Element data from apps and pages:
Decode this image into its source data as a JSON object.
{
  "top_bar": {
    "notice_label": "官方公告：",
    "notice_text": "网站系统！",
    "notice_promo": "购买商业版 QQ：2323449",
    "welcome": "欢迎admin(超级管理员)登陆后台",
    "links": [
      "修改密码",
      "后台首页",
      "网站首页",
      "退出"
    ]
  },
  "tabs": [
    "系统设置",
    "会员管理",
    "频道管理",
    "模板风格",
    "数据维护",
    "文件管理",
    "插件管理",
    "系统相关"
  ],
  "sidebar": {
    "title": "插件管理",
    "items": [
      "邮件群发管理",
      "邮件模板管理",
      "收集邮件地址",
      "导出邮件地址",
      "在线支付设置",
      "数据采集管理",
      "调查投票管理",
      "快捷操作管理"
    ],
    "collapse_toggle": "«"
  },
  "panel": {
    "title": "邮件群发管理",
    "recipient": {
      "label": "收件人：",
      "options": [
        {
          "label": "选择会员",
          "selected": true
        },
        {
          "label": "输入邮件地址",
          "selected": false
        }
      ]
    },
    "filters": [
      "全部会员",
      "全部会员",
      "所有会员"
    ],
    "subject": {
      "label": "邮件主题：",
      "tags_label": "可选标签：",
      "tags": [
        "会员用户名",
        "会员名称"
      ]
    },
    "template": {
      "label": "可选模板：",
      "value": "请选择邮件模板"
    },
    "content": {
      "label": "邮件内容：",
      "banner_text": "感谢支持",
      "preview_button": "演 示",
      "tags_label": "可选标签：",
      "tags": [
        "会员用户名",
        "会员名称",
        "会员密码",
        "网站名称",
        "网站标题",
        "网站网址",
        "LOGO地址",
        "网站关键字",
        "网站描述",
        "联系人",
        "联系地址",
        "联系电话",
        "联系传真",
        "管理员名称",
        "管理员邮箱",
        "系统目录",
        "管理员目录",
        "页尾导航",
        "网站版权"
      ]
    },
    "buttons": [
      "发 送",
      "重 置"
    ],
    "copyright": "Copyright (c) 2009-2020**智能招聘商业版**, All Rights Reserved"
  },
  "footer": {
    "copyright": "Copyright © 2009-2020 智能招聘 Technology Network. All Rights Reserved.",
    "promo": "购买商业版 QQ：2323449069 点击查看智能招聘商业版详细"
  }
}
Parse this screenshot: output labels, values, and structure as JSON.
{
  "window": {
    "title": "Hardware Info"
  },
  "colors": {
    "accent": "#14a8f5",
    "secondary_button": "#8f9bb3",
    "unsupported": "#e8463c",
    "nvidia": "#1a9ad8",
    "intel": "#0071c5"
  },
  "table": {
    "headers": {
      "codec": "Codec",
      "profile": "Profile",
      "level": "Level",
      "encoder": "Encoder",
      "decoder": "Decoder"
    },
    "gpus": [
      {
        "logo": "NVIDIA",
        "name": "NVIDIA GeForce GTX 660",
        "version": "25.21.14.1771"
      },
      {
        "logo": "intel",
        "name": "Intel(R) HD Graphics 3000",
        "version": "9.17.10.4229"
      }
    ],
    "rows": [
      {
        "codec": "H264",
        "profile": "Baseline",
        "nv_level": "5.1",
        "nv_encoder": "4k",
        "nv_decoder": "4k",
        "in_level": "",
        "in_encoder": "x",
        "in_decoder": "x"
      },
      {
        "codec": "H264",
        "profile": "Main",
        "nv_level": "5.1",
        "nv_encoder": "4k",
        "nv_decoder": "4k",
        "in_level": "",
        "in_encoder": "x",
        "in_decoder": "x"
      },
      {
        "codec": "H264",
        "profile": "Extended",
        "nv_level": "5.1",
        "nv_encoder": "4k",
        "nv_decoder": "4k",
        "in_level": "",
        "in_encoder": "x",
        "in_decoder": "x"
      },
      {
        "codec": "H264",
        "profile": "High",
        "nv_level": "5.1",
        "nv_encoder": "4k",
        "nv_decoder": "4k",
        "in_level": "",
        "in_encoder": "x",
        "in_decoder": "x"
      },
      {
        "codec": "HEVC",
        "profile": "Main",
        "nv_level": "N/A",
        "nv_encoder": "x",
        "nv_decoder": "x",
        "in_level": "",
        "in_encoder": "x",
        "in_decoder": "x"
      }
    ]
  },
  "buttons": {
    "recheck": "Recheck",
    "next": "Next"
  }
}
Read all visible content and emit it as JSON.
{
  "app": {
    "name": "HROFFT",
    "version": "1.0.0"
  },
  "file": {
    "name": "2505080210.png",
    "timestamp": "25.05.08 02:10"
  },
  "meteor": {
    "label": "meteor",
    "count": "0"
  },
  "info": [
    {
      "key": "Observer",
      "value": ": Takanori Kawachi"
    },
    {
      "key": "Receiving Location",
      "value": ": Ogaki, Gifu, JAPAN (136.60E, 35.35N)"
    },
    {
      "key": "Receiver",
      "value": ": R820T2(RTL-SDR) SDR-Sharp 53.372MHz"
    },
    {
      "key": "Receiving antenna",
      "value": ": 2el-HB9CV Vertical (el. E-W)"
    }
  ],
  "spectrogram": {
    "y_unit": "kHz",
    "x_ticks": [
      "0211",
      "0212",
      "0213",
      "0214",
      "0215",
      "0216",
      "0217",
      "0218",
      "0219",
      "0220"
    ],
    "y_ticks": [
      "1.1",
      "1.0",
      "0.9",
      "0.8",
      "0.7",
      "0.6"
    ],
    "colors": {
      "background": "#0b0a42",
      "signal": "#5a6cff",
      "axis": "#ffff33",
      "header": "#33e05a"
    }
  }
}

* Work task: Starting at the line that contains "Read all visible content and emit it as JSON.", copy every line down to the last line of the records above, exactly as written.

* Expected answer:
Read all visible content and emit it as JSON.
{
  "app": {
    "name": "HROFFT",
    "version": "1.0.0"
  },
  "file": {
    "name": "2505080210.png",
    "timestamp": "25.05.08 02:10"
  },
  "meteor": {
    "label": "meteor",
    "count": "0"
  },
  "info": [
    {
      "key": "Observer",
      "value": ": Takanori Kawachi"
    },
    {
      "key": "Receiving Location",
      "value": ": Ogaki, Gifu, JAPAN (136.60E, 35.35N)"
    },
    {
      "key": "Receiver",
      "value": ": R820T2(RTL-SDR) SDR-Sharp 53.372MHz"
    },
    {
      "key": "Receiving antenna",
      "value": ": 2el-HB9CV Vertical (el. E-W)"
    }
  ],
  "spectrogram": {
    "y_unit": "kHz",
    "x_ticks": [
      "0211",
      "0212",
      "0213",
      "0214",
      "0215",
      "0216",
      "0217",
      "0218",
      "0219",
      "0220"
    ],
    "y_ticks": [
      "1.1",
      "1.0",
      "0.9",
      "0.8",
      "0.7",
      "0.6"
    ],
    "colors": {
      "background": "#0b0a42",
      "signal": "#5a6cff",
      "axis": "#ffff33",
      "header": "#33e05a"
    }
  }
}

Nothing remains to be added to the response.